Openness to Gender Atypical Occupations in Youth: Do Peer Groups and School Classes Matter?
2015 (English)In: Journal of Early Adolescence, ISSN 0272-4316, E-ISSN 1552-5449, Vol. 35, no 1, 97-119 p.Article in journal (Refereed) Published
The article analyses aspects of gender composition and social dominance in peer groups and school classes and their effects on the degree of openness to gender-atypical occupations in young adolescents. The data set used contains information for some 13,000 girls and boys living in Stockholm in the early 1960s. Results from multi-level regressions show that gender composition is significantly related to openness to gender-atypical occupations at peer-group level only. As the causal direction of this relationship can be questioned, the result should be interpreted with caution. Concerning aspects of dominance, quite substantive effects on individual openness to gender-atypical occupations are found for girls, albeit not for boys. Thus, for girls, the degree of openness to gender-atypical occupations of the most central girl in the school class significantly affects the degree of openness to gender-atypical occupations of individual girls in that school class.
Place, publisher, year, edition, pages
2015. Vol. 35, no 1, 97-119 p.
Sociology (excluding Social Work, Social Psychology and Social Anthropology)

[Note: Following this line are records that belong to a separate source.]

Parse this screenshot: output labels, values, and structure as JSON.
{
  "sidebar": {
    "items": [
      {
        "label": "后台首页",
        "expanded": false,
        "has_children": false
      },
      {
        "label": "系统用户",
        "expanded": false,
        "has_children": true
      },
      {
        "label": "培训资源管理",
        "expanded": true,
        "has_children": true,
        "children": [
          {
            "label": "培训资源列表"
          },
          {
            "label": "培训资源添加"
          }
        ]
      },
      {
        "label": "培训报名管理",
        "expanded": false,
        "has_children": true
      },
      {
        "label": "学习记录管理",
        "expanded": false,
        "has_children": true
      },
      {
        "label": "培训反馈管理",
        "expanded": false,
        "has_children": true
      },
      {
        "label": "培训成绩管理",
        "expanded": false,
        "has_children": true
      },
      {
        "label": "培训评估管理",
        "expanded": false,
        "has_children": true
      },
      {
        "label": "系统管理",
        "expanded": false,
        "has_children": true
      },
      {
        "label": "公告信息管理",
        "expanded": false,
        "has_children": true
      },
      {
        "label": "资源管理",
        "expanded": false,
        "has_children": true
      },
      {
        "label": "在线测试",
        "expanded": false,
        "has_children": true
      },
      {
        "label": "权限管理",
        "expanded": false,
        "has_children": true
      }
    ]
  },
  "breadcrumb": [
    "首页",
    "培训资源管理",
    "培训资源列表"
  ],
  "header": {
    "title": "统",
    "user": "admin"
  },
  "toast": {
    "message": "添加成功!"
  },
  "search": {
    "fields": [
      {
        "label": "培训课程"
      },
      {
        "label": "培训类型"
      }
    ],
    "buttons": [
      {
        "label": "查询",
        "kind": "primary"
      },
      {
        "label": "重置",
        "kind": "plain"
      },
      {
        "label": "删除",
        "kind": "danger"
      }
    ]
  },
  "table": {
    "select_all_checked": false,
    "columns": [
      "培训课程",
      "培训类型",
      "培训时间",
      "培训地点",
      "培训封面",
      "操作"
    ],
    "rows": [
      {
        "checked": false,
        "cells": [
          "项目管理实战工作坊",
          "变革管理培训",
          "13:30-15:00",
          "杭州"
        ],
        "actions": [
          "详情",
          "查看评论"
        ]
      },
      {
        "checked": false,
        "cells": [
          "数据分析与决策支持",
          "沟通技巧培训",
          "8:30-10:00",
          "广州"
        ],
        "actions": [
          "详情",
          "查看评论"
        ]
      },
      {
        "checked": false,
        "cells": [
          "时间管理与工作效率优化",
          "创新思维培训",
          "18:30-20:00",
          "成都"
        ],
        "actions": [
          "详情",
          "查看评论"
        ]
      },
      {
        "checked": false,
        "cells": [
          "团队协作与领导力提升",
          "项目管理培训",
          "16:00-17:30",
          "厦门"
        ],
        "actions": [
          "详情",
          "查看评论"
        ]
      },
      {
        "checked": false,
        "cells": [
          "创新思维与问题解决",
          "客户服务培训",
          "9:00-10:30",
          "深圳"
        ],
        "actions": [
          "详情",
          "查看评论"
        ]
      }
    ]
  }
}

IdentifiersURN: urn:nbn:se:su:diva-111674DOI: 10.1177/0272431614527164ISI: 000346654200005OAI: oai:DiVA.org:su-111674DiVA: diva2:776202